Moreover, only the heaviest bunker-busting munitions would be able to penetrate Iran’s hardened underground nuclear facilities and right now only the U.S. has that sort of ordinance and the means to deliver it.
Currently, Israel doesn’t have any planes capable of carrying such munitions.
Meaning that U.S. participation would be a prerequisite for success of any operation to destroy, or at least delay Iran’s nuclear program.
Furthermore with U.S. elections looming, these disclosers may well serve a secondary purpose.
Even if the U.S. air strikes never materialise, news that “limited action” against Iran’s nuclear facilities is being seriously considered helps counter Mitt Romney’s campaign accusation that the Obama Administration has been weak on the issue.
Nonetheless, it’s important to emphasise that the U.S. faces a daunting prospect if indeed there is substance to these disclosures.
If only because we sense that the U.S. may seriously underestimate Iran’s ability to defend itself. Iran is not Iraq and the Islamic Republic has had more than twenty years since the end of the first Gulf War to digest the implications of Iraq’s defeat in that conflict.
As a result Iran has spent the decades since developing and upgrading its military technology, to the point where it is now a self-sufficient military power in its own right.
Military action lasting no more than a ‘day or two’ would certainly lessen the possibility of Russian or Chinese intervention, which is why the option is being looked at. However, even a ‘limited’ U.S. military strike on Iran’s nuclear facilities would be fraught with unknown dangers.
The seizure of the control of the RQ-170 from its American controllers last year underlines how seriously the U.S. underestimates Iran’s technological ability.
Since then Iran has unveiled new air defence systems, upgraded its existing Russian made air defence systems and introduced its own longer-range radar systems. This in itself should make the U.S. pause but we believe that Iran has more up its sleeve. Much more.
If the U.S. decides to go ahead with these “surgical strikes” we believe it could be in for some very nasty surprises. What starts out as a “limited operation” could meet unexpected resistance and rapidly spiral into a regional conflict, which would then open the way for Russian and Chinese intervention.
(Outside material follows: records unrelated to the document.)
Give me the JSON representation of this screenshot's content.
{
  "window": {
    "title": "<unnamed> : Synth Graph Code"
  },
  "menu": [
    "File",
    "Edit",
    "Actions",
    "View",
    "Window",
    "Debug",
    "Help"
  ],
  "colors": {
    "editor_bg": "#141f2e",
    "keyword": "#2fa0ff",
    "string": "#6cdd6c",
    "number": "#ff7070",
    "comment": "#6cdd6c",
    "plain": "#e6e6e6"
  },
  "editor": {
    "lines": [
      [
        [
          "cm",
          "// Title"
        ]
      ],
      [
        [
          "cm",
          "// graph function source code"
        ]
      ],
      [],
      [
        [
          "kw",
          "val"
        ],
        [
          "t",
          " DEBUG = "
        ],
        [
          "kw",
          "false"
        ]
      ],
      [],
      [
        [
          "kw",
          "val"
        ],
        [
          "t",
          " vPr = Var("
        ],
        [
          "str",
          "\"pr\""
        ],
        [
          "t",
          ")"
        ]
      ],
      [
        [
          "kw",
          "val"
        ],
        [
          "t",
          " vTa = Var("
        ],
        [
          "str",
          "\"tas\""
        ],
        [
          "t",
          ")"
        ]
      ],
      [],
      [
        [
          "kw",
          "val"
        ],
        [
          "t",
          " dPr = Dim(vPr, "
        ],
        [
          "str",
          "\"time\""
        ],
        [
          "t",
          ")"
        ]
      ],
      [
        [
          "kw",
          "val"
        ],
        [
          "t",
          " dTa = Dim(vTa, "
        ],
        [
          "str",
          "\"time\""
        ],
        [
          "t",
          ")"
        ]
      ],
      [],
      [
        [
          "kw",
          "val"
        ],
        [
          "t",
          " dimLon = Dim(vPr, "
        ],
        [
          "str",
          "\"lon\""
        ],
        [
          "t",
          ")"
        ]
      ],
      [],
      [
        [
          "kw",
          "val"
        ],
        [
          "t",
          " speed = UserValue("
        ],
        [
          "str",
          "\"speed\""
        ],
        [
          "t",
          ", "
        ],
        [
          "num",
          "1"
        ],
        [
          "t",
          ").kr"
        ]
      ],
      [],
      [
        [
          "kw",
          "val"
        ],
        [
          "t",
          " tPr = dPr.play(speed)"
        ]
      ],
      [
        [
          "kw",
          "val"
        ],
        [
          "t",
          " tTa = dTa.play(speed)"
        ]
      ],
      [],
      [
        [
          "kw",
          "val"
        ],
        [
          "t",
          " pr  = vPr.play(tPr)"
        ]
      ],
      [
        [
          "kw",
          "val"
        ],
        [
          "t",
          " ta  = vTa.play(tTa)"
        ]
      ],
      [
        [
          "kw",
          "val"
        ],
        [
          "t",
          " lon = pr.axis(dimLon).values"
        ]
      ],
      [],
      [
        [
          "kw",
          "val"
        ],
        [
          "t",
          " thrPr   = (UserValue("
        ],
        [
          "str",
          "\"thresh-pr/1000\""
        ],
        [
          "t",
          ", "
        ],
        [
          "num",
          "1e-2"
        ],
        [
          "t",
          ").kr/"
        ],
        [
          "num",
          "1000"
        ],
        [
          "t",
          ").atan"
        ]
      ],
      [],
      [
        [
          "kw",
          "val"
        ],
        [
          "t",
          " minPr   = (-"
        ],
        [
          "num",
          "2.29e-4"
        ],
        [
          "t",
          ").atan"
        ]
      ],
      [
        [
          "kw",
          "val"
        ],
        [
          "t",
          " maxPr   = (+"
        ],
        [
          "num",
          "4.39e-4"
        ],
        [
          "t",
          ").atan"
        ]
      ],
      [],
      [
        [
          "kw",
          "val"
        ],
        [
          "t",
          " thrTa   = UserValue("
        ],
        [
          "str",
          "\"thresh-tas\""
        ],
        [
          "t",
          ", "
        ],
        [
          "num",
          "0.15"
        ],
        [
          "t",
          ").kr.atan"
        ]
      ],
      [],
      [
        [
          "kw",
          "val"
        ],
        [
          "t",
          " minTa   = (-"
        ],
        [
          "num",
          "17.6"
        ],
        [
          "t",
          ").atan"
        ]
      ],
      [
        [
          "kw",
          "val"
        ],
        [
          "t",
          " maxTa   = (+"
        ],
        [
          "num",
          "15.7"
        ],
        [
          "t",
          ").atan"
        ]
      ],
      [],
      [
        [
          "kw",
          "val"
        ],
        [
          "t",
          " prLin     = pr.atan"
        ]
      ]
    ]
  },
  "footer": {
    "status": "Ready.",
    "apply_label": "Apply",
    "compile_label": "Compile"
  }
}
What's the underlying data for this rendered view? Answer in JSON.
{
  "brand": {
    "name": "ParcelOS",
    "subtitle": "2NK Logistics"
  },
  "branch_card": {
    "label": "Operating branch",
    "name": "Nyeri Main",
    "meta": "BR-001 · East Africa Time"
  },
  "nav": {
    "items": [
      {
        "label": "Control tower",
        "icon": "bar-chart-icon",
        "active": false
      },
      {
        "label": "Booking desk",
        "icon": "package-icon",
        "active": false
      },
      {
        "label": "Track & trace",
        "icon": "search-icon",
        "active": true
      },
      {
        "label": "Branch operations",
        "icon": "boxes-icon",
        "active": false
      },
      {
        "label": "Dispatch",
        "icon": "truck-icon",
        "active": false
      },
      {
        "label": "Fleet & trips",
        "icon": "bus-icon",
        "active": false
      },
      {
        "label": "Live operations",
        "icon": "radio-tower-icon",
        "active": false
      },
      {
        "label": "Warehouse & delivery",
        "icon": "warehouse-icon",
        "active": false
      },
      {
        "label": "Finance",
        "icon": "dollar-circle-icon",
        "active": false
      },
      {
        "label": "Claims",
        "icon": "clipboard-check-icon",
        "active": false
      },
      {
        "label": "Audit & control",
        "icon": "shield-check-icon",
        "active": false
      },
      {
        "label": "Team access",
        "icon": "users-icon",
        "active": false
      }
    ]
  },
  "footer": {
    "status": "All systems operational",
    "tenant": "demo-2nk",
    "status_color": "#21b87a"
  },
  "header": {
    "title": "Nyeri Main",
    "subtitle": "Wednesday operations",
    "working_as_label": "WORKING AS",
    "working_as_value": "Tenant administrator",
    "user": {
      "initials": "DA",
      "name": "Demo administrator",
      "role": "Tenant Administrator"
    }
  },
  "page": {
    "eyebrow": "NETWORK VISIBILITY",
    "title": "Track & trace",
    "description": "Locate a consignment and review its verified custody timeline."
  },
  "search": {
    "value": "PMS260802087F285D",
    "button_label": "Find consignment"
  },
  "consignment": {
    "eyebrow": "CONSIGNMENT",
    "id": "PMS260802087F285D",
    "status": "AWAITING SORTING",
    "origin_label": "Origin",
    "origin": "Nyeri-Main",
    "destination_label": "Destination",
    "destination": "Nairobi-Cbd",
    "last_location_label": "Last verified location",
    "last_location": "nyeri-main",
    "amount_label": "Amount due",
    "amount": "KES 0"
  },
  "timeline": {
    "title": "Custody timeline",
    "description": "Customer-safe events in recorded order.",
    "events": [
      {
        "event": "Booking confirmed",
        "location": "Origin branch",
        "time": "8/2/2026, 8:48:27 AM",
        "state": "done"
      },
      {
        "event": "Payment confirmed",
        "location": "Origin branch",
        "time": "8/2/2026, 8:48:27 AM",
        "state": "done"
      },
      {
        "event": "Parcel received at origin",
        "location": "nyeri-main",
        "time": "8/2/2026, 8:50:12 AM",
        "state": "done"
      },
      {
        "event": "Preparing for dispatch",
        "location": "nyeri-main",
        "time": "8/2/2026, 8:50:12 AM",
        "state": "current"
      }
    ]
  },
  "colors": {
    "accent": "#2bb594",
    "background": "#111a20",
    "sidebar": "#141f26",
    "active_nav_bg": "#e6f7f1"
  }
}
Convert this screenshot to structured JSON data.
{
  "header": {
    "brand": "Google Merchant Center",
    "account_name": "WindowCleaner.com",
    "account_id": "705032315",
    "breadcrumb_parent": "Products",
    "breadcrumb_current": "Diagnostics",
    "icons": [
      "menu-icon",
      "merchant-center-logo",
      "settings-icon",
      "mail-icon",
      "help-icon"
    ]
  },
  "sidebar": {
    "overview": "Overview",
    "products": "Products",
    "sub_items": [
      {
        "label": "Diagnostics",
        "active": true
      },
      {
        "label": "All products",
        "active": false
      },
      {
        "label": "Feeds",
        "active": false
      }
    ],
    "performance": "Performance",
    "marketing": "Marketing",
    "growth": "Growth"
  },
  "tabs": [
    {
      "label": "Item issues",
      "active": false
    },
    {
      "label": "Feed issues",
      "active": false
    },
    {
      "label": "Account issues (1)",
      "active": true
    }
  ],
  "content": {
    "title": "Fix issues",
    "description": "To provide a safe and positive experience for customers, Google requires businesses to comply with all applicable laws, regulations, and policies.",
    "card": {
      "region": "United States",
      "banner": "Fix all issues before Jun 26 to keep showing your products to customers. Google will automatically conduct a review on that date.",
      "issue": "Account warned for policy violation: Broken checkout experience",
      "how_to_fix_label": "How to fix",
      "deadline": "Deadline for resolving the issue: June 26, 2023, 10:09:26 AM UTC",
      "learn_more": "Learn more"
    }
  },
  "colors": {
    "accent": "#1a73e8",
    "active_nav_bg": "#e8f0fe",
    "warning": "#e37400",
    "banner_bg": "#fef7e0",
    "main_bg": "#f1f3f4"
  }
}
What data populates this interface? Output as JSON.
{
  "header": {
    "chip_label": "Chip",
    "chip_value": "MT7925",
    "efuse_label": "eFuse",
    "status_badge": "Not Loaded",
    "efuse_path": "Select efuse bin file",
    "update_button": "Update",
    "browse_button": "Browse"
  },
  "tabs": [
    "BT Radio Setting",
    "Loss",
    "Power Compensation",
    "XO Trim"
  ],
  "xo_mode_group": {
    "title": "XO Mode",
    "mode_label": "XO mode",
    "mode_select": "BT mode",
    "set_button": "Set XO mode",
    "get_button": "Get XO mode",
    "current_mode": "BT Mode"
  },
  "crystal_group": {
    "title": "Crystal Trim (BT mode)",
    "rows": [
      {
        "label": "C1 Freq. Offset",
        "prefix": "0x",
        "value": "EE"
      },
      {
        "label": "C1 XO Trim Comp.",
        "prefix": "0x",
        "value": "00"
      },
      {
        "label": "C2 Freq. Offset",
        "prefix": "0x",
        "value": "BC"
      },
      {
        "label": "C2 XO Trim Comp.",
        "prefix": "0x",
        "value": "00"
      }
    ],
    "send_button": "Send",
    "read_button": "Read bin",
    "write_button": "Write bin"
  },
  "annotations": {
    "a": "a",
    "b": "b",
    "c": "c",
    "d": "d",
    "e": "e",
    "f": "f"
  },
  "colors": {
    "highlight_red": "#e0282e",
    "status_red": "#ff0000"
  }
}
As short-lived as it was, the American Empire may be in its final days. Decadent and preoccupied with domestic political power struggles, like all great empires it tends to underestimate the threat posed by opponents while overestimating its own strengths. 
So what begins as a ‘limited operation’ against Iran’s nuclear facilities could lead to a rude awakening and initiate the beginning of the end of America’s global military pre-eminence. 

Comments are closed, but trackbacks and pingbacks are open.